---------- AVAILABLE RECORDS ----------
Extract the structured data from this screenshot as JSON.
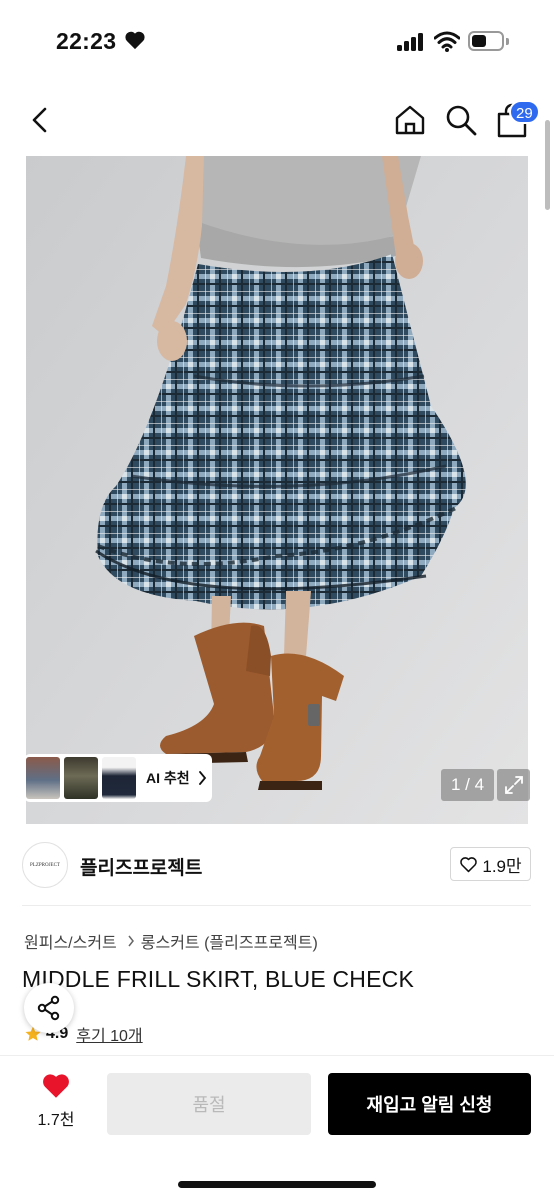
{
  "status_bar": {
    "time": "22:23"
  },
  "nav": {
    "cart_badge": "29"
  },
  "gallery": {
    "ai_label": "AI 추천",
    "page_indicator": "1 / 4",
    "current_page": 1,
    "total_pages": 4
  },
  "brand": {
    "logo_text": "PLZPROJECT",
    "name": "플리즈프로젝트",
    "likes": "1.9만"
  },
  "breadcrumb": {
    "category": "원피스/스커트",
    "subcategory": "롱스커트 (플리즈프로젝트)"
  },
  "product": {
    "title": "MIDDLE FRILL SKIRT, BLUE CHECK",
    "rating": "4.9",
    "reviews": "후기 10개"
  },
  "bottom_bar": {
    "wish_count": "1.7천",
    "soldout_label": "품절",
    "restock_label": "재입고 알림 신청"
  },
  "colors": {
    "badge": "#2e6af0",
    "heart": "#e8142c",
    "star": "#f5b21f",
    "primary_button": "#000000",
    "disabled_button": "#ebebeb"
  },
  "icons": [
    "heart-icon",
    "signal-icon",
    "wifi-icon",
    "battery-icon",
    "back-arrow-icon",
    "home-icon",
    "search-icon",
    "cart-icon",
    "expand-icon",
    "chevron-right-icon",
    "share-icon",
    "star-icon"
  ]
}
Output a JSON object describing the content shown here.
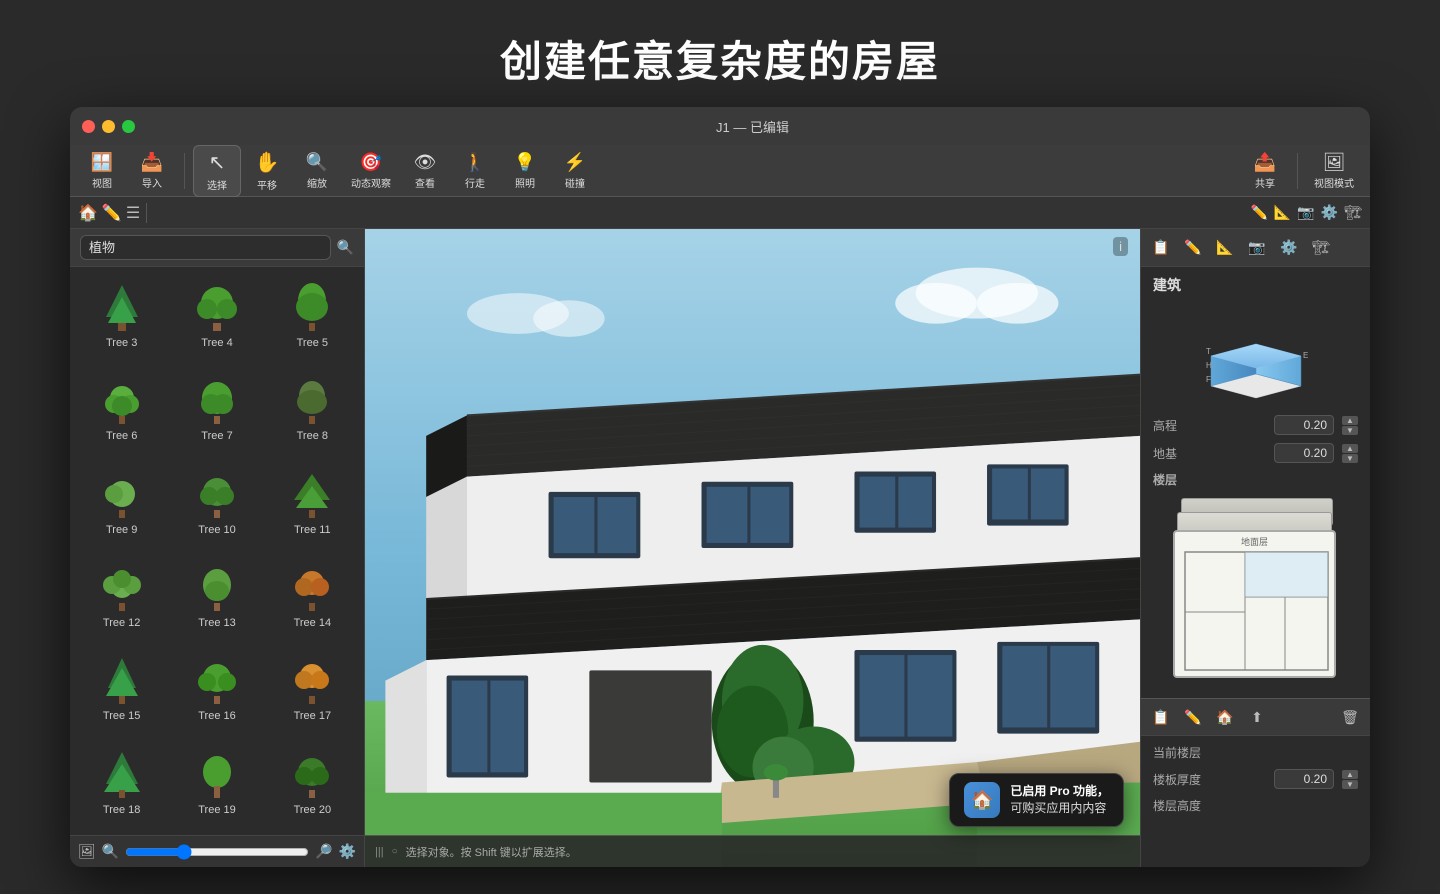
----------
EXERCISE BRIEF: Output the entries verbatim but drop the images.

ANSWER FOR THE TASK:
Extract the structured data from this screenshot as JSON.
{
  "status_bar": {
    "time": "22:23"
  },
  "nav": {
    "cart_badge": "29"
  },
  "gallery": {
    "ai_label": "AI 추천",
    "page_indicator": "1 / 4",
    "current_page": 1,
    "total_pages": 4
  },
  "brand": {
    "logo_text": "PLZPROJECT",
    "name": "플리즈프로젝트",
    "likes": "1.9만"
  },
  "breadcrumb": {
    "category": "원피스/스커트",
    "subcategory": "롱스커트 (플리즈프로젝트)"
  },
  "product": {
    "title": "MIDDLE FRILL SKIRT, BLUE CHECK",
    "rating": "4.9",
    "reviews": "후기 10개"
  },
  "bottom_bar": {
    "wish_count": "1.7천",
    "soldout_label": "품절",
    "restock_label": "재입고 알림 신청"
  },
  "colors": {
    "badge": "#2e6af0",
    "heart": "#e8142c",
    "star": "#f5b21f",
    "primary_button": "#000000",
    "disabled_button": "#ebebeb"
  },
  "icons": [
    "heart-icon",
    "signal-icon",
    "wifi-icon",
    "battery-icon",
    "back-arrow-icon",
    "home-icon",
    "search-icon",
    "cart-icon",
    "expand-icon",
    "chevron-right-icon",
    "share-icon",
    "star-icon"
  ]
}
Output a JSON object describing the content shown here.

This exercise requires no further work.